Van Sise photographed the portraits of 140 survivors. “Most of the sessions were similar. I’d photograph them at home or nearby, sit and interview them (usually about an hour, but sometimes more) in a way that I think most weren’t used to: my first question was always: ‘how did you come to live in America?’ My stories start in 1946. With Holocaust survivors, most people want to talk about their worst days; I wanted to talk about what they did, instead, with their best.”
The photographs always came last. “They were usually built off of visual cues gleaned from our conversation. Whenever I could get away with it, I’d also try and photograph them with a grandchild, a great-grandchild.” This was a challenge during the pandemic. “But when it worked it really worked,” says Van Sise.
About a third of the survivors are based in Los Angeles. One is Lea Radziner. “I thought I had the cleverest idea for her picture, but when her granddaughter showed up for the shoot it turned out she and her grandmother, due to the pandemic, hadn’t touched in two years. They both started bawling the second their hands touched, that shock from the release of their skin hunger. That’s the picture. Whatever else I planned, the real story was something better.”
The project turned into a major exhibition, “Invited to Life: Holocaust Survivors in America,” which opened at New York’s Center for Jewish History last week. Walking around the space, I was struck not just by the exquisite beauty of each portrait, but by the kindness in the eyes of each survivor.
“It’s the thing that surprised all of my assistants,” says Van Sise. “Holocaust survivors are about the most joyous people you’ll ever meet. Every day is the best day for them. It’s hard to overstate the ebullience, the joie de vivre. Part of it is, of course, the evolution of coping mechanisms — everybody’s friendly, everybody’s funny. But there’s also a very real thing there: the knowledge that every day is a gift. That never wears off.”

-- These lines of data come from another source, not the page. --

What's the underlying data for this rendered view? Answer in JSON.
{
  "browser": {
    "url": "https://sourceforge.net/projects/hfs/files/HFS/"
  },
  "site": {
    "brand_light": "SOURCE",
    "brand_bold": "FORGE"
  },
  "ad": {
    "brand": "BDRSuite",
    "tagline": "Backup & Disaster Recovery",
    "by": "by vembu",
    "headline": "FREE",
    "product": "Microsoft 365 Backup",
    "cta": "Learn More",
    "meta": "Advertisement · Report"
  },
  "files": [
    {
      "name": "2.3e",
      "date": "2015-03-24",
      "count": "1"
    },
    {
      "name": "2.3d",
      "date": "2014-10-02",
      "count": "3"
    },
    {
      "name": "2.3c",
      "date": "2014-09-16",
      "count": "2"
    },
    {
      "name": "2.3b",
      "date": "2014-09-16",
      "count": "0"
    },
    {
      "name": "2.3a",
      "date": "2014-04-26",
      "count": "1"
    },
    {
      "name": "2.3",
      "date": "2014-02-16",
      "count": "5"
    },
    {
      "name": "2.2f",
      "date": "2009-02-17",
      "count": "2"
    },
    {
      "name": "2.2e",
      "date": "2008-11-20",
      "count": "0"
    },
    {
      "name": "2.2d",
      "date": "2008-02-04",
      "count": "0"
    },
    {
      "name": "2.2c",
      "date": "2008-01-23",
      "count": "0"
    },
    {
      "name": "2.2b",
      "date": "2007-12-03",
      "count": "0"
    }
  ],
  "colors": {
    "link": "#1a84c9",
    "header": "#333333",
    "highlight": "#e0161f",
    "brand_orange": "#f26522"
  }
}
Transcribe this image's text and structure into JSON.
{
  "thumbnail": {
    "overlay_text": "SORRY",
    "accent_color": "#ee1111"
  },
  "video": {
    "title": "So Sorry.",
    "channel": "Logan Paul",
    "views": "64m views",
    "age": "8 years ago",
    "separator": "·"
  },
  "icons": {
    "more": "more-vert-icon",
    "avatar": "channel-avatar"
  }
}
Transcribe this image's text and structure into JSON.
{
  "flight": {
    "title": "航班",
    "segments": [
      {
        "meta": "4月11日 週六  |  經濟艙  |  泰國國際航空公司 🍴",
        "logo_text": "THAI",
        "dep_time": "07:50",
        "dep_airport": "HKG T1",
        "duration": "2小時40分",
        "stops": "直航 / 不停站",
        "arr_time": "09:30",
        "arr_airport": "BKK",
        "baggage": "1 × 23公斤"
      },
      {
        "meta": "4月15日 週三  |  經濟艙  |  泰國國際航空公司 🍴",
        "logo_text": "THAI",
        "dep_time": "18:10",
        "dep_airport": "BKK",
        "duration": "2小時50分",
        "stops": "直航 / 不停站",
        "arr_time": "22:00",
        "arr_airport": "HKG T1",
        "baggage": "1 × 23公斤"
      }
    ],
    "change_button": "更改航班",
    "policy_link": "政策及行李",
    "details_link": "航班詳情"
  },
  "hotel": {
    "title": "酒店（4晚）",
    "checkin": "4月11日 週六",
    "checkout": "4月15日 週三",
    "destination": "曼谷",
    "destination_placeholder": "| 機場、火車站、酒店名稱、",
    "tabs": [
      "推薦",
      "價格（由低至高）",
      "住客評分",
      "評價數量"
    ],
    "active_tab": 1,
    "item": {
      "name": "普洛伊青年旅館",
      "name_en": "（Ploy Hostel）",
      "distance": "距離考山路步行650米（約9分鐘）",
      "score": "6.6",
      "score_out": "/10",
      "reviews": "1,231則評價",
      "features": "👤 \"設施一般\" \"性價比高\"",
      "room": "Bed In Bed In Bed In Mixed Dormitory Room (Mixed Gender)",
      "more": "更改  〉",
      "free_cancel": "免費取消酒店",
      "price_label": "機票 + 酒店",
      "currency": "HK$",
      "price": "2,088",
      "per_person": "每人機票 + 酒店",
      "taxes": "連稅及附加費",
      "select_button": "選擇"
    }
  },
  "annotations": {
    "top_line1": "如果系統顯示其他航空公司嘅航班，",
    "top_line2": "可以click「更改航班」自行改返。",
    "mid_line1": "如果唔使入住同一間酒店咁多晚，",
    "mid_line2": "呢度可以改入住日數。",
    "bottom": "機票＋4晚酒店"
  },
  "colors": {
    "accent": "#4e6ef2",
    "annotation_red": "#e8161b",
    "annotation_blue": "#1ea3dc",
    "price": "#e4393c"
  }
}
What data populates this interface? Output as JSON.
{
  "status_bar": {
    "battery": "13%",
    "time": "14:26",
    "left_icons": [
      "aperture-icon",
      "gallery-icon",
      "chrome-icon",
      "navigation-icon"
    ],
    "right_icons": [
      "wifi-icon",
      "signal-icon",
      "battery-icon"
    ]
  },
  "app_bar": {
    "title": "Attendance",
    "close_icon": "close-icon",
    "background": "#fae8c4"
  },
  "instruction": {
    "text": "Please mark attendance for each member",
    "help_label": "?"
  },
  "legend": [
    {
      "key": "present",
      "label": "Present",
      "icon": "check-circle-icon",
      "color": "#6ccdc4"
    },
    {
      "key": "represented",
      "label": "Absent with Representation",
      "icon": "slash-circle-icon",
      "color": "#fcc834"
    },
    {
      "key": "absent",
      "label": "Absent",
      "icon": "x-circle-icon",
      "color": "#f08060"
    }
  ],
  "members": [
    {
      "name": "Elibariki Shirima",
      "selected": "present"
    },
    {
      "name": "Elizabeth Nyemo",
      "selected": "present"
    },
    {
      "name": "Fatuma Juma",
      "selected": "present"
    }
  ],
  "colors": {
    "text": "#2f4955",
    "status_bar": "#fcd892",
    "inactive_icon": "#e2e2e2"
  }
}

“When every single one of these survivors enters our world, the man who wanted them dead is dead and they’re alive,” says Van Sise.
Van Sise says that the exhibition is already garnering interest from institutions that are not Jewish — or Holocaust-oriented. And a book, “Invited to Life: After the Holocaust” (Schiffer) with essays by Neil Gaiman, Dr. Mayim Bialik, and Sabrina Orah Mark, will follow on August 28.
“The book is more poetic than a museum exhibition allows for and covers a much wider breadth of experience as well. The lives these people created are as diverse as the people they were: there are politicians and paupers, opera singers and scrap dealers, gay folks and straight folks, families of all kinds and all colors; there’s rabbis, there’s a criminal.
“There’s a little sadness, a lot of hope, and actually a great deal of myself. I left my own voice in, where appropriate, since so much of this experience was about the experience — I wanted the reader to sit in with us, hear their accents, hear how we spoke.”
I asked Van Sise what surprised him the most during the four-year project. “I cared a tremendous amount about COVID protocols; I was petrified that I might unknowingly pass it on. Most of the Holocaust survivors didn’t give a shit. I can’t tell you how many times somebody said, ‘I survived Hitler, this is nothing.’” ■
Karen Lehrman Bloch is editor in chief of White Rose Magazine.